(PROVIDED DATA Opens)
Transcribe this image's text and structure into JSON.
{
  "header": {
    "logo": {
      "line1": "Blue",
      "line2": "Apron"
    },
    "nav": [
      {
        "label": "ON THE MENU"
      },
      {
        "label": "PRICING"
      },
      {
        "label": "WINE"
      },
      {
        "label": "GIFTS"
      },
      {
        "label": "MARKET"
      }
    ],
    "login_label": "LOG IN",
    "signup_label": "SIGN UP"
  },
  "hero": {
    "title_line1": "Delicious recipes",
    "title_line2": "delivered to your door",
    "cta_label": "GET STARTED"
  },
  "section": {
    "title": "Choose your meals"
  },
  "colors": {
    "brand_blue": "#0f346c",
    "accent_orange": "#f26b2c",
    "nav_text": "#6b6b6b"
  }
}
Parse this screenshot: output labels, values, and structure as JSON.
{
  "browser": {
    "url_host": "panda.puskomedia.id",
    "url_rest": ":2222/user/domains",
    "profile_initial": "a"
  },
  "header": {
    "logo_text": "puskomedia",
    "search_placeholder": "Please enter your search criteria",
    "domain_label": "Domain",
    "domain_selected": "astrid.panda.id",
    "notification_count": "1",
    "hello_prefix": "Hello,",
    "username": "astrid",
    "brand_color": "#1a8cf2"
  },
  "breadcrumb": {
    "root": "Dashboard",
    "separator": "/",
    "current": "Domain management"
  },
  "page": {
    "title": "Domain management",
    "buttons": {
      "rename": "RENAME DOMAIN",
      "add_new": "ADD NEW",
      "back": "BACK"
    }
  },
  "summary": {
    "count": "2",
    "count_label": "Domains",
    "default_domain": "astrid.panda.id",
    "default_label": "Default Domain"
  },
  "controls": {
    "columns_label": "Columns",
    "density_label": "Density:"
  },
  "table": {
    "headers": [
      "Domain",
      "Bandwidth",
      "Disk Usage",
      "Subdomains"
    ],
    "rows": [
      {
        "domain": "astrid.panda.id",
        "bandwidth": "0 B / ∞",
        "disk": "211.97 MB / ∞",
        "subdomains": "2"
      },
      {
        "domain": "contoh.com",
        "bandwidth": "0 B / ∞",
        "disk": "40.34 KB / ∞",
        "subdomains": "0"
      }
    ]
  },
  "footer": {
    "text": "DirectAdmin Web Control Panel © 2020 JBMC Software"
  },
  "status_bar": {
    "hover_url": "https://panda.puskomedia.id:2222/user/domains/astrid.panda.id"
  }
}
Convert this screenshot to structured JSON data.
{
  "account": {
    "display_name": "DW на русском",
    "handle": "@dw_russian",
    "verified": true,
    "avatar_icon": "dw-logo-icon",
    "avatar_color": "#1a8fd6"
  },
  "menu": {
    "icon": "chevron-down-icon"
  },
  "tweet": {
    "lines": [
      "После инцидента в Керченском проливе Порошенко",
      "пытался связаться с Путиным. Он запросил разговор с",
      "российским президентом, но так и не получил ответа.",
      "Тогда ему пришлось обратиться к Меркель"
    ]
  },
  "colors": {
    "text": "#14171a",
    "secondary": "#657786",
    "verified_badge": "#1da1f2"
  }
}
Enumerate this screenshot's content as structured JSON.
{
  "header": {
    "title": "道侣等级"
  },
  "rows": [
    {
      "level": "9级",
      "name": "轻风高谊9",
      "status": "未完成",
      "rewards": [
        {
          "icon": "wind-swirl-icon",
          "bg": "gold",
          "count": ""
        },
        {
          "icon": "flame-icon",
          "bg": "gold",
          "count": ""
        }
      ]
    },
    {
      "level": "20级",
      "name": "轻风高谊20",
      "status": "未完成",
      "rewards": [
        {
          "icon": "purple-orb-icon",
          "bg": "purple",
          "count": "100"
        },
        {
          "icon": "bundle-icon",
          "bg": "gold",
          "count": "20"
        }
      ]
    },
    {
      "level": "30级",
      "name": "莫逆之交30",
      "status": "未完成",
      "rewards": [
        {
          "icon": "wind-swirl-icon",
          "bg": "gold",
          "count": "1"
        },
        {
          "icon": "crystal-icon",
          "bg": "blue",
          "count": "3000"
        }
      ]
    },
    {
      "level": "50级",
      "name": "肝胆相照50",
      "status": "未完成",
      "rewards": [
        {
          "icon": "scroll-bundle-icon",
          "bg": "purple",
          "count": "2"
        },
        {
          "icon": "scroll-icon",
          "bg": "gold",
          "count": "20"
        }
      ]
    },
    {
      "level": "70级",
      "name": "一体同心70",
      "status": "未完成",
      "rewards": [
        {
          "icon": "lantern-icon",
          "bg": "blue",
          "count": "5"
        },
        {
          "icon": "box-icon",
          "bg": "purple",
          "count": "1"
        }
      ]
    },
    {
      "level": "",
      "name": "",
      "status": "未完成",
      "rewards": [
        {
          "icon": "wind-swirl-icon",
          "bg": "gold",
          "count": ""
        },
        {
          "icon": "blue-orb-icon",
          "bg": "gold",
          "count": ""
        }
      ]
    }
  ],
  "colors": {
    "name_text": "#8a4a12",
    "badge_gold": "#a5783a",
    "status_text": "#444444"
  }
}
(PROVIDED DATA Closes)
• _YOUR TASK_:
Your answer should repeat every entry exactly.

• _EXERCISE ANSWER_:
Transcribe this image's text and structure into JSON.
{
  "header": {
    "logo": {
      "line1": "Blue",
      "line2": "Apron"
    },
    "nav": [
      {
        "label": "ON THE MENU"
      },
      {
        "label": "PRICING"
      },
      {
        "label": "WINE"
      },
      {
        "label": "GIFTS"
      },
      {
        "label": "MARKET"
      }
    ],
    "login_label": "LOG IN",
    "signup_label": "SIGN UP"
  },
  "hero": {
    "title_line1": "Delicious recipes",
    "title_line2": "delivered to your door",
    "cta_label": "GET STARTED"
  },
  "section": {
    "title": "Choose your meals"
  },
  "colors": {
    "brand_blue": "#0f346c",
    "accent_orange": "#f26b2c",
    "nav_text": "#6b6b6b"
  }
}
Parse this screenshot: output labels, values, and structure as JSON.
{
  "browser": {
    "url_host": "panda.puskomedia.id",
    "url_rest": ":2222/user/domains",
    "profile_initial": "a"
  },
  "header": {
    "logo_text": "puskomedia",
    "search_placeholder": "Please enter your search criteria",
    "domain_label": "Domain",
    "domain_selected": "astrid.panda.id",
    "notification_count": "1",
    "hello_prefix": "Hello,",
    "username": "astrid",
    "brand_color": "#1a8cf2"
  },
  "breadcrumb": {
    "root": "Dashboard",
    "separator": "/",
    "current": "Domain management"
  },
  "page": {
    "title": "Domain management",
    "buttons": {
      "rename": "RENAME DOMAIN",
      "add_new": "ADD NEW",
      "back": "BACK"
    }
  },
  "summary": {
    "count": "2",
    "count_label": "Domains",
    "default_domain": "astrid.panda.id",
    "default_label": "Default Domain"
  },
  "controls": {
    "columns_label": "Columns",
    "density_label": "Density:"
  },
  "table": {
    "headers": [
      "Domain",
      "Bandwidth",
      "Disk Usage",
      "Subdomains"
    ],
    "rows": [
      {
        "domain": "astrid.panda.id",
        "bandwidth": "0 B / ∞",
        "disk": "211.97 MB / ∞",
        "subdomains": "2"
      },
      {
        "domain": "contoh.com",
        "bandwidth": "0 B / ∞",
        "disk": "40.34 KB / ∞",
        "subdomains": "0"
      }
    ]
  },
  "footer": {
    "text": "DirectAdmin Web Control Panel © 2020 JBMC Software"
  },
  "status_bar": {
    "hover_url": "https://panda.puskomedia.id:2222/user/domains/astrid.panda.id"
  }
}
Convert this screenshot to structured JSON data.
{
  "account": {
    "display_name": "DW на русском",
    "handle": "@dw_russian",
    "verified": true,
    "avatar_icon": "dw-logo-icon",
    "avatar_color": "#1a8fd6"
  },
  "menu": {
    "icon": "chevron-down-icon"
  },
  "tweet": {
    "lines": [
      "После инцидента в Керченском проливе Порошенко",
      "пытался связаться с Путиным. Он запросил разговор с",
      "российским президентом, но так и не получил ответа.",
      "Тогда ему пришлось обратиться к Меркель"
    ]
  },
  "colors": {
    "text": "#14171a",
    "secondary": "#657786",
    "verified_badge": "#1da1f2"
  }
}
Enumerate this screenshot's content as structured JSON.
{
  "header": {
    "title": "道侣等级"
  },
  "rows": [
    {
      "level": "9级",
      "name": "轻风高谊9",
      "status": "未完成",
      "rewards": [
        {
          "icon": "wind-swirl-icon",
          "bg": "gold",
          "count": ""
        },
        {
          "icon": "flame-icon",
          "bg": "gold",
          "count": ""
        }
      ]
    },
    {
      "level": "20级",
      "name": "轻风高谊20",
      "status": "未完成",
      "rewards": [
        {
          "icon": "purple-orb-icon",
          "bg": "purple",
          "count": "100"
        },
        {
          "icon": "bundle-icon",
          "bg": "gold",
          "count": "20"
        }
      ]
    },
    {
      "level": "30级",
      "name": "莫逆之交30",
      "status": "未完成",
      "rewards": [
        {
          "icon": "wind-swirl-icon",
          "bg": "gold",
          "count": "1"
        },
        {
          "icon": "crystal-icon",
          "bg": "blue",
          "count": "3000"
        }
      ]
    },
    {
      "level": "50级",
      "name": "肝胆相照50",
      "status": "未完成",
      "rewards": [
        {
          "icon": "scroll-bundle-icon",
          "bg": "purple",
          "count": "2"
        },
        {
          "icon": "scroll-icon",
          "bg": "gold",
          "count": "20"
        }
      ]
    },
    {
      "level": "70级",
      "name": "一体同心70",
      "status": "未完成",
      "rewards": [
        {
          "icon": "lantern-icon",
          "bg": "blue",
          "count": "5"
        },
        {
          "icon": "box-icon",
          "bg": "purple",
          "count": "1"
        }
      ]
    },
    {
      "level": "",
      "name": "",
      "status": "未完成",
      "rewards": [
        {
          "icon": "wind-swirl-icon",
          "bg": "gold",
          "count": ""
        },
        {
          "icon": "blue-orb-icon",
          "bg": "gold",
          "count": ""
        }
      ]
    }
  ],
  "colors": {
    "name_text": "#8a4a12",
    "badge_gold": "#a5783a",
    "status_text": "#444444"
  }
}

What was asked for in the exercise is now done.